**WHAT YOU WILL DO:**
Any image in the records is to be skipped; everything else should be reproduced exactly.

**WORKING DATA:**
• • • • • • •

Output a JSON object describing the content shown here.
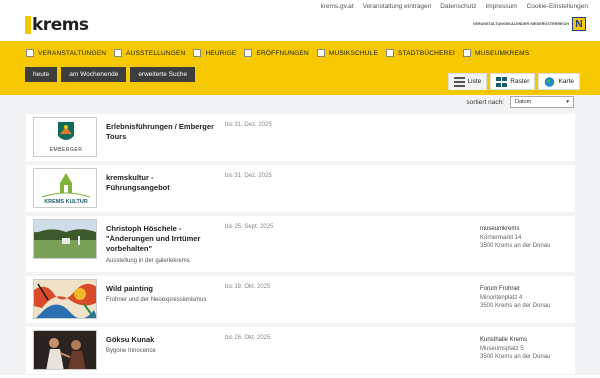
{
  "header": {
    "logo_text": "krems",
    "links": [
      "krems.gv.at",
      "Veranstaltung eintragen",
      "Datenschutz",
      "Impressum",
      "Cookie-Einstellungen"
    ],
    "sponsor_text": "VERANSTALTUNGSKALENDER NIEDERÖSTERREICH",
    "sponsor_mark": "N"
  },
  "filters": {
    "categories": [
      "VERANSTALTUNGEN",
      "AUSSTELLUNGEN",
      "HEURIGE",
      "ERÖFFNUNGEN",
      "MUSIKSCHULE",
      "STADTBÜCHEREI",
      "MUSEUMKREMS"
    ],
    "buttons": [
      "heute",
      "am Wochenende",
      "erweiterte Suche"
    ]
  },
  "views": {
    "tabs": [
      {
        "label": "Liste",
        "icon": "list-icon"
      },
      {
        "label": "Raster",
        "icon": "grid-icon"
      },
      {
        "label": "Karte",
        "icon": "globe-icon"
      }
    ],
    "active": "Liste"
  },
  "sort": {
    "label": "sortiert nach:",
    "value": "Datum"
  },
  "events": [
    {
      "title": "Erlebnisführungen / Emberger Tours",
      "subtitle": "",
      "date": "bis 31. Dez. 2025",
      "location": "",
      "street": "",
      "city": "",
      "thumb_text": "EMBERGER"
    },
    {
      "title": "kremskultur - Führungsangebot",
      "subtitle": "",
      "date": "bis 31. Dez. 2025",
      "location": "",
      "street": "",
      "city": "",
      "thumb_text": "KREMS KULTUR"
    },
    {
      "title": "Christoph Höschele - \"Änderungen und Irrtümer vorbehalten\"",
      "subtitle": "Ausstellung in der galeriekrems",
      "date": "bis 25. Sept. 2025",
      "location": "museumkrems",
      "street": "Körnermarkt 14",
      "city": "3500 Krems an der Donau",
      "thumb_text": ""
    },
    {
      "title": "Wild painting",
      "subtitle": "Frohner und der Neoexpressionismus",
      "date": "bis 19. Okt. 2025",
      "location": "Forum Frohner",
      "street": "Minoritenplatz 4",
      "city": "3500 Krems an der Donau",
      "thumb_text": ""
    },
    {
      "title": "Göksu Kunak",
      "subtitle": "Bygone Innocence",
      "date": "bis 26. Okt. 2025",
      "location": "Kunsthalle Krems",
      "street": "Museumsplatz 5",
      "city": "3500 Krems an der Donau",
      "thumb_text": ""
    }
  ]
}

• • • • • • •

**TASK SOLUTION:**
Output a JSON object describing the content shown here.
{
  "header": {
    "logo_text": "krems",
    "links": [
      "krems.gv.at",
      "Veranstaltung eintragen",
      "Datenschutz",
      "Impressum",
      "Cookie-Einstellungen"
    ],
    "sponsor_text": "VERANSTALTUNGSKALENDER NIEDERÖSTERREICH",
    "sponsor_mark": "N"
  },
  "filters": {
    "categories": [
      "VERANSTALTUNGEN",
      "AUSSTELLUNGEN",
      "HEURIGE",
      "ERÖFFNUNGEN",
      "MUSIKSCHULE",
      "STADTBÜCHEREI",
      "MUSEUMKREMS"
    ],
    "buttons": [
      "heute",
      "am Wochenende",
      "erweiterte Suche"
    ]
  },
  "views": {
    "tabs": [
      {
        "label": "Liste",
        "icon": "list-icon"
      },
      {
        "label": "Raster",
        "icon": "grid-icon"
      },
      {
        "label": "Karte",
        "icon": "globe-icon"
      }
    ],
    "active": "Liste"
  },
  "sort": {
    "label": "sortiert nach:",
    "value": "Datum"
  },
  "events": [
    {
      "title": "Erlebnisführungen / Emberger Tours",
      "subtitle": "",
      "date": "bis 31. Dez. 2025",
      "location": "",
      "street": "",
      "city": "",
      "thumb_text": "EMBERGER"
    },
    {
      "title": "kremskultur - Führungsangebot",
      "subtitle": "",
      "date": "bis 31. Dez. 2025",
      "location": "",
      "street": "",
      "city": "",
      "thumb_text": "KREMS KULTUR"
    },
    {
      "title": "Christoph Höschele - \"Änderungen und Irrtümer vorbehalten\"",
      "subtitle": "Ausstellung in der galeriekrems",
      "date": "bis 25. Sept. 2025",
      "location": "museumkrems",
      "street": "Körnermarkt 14",
      "city": "3500 Krems an der Donau",
      "thumb_text": ""
    },
    {
      "title": "Wild painting",
      "subtitle": "Frohner und der Neoexpressionismus",
      "date": "bis 19. Okt. 2025",
      "location": "Forum Frohner",
      "street": "Minoritenplatz 4",
      "city": "3500 Krems an der Donau",
      "thumb_text": ""
    },
    {
      "title": "Göksu Kunak",
      "subtitle": "Bygone Innocence",
      "date": "bis 26. Okt. 2025",
      "location": "Kunsthalle Krems",
      "street": "Museumsplatz 5",
      "city": "3500 Krems an der Donau",
      "thumb_text": ""
    }
  ]
}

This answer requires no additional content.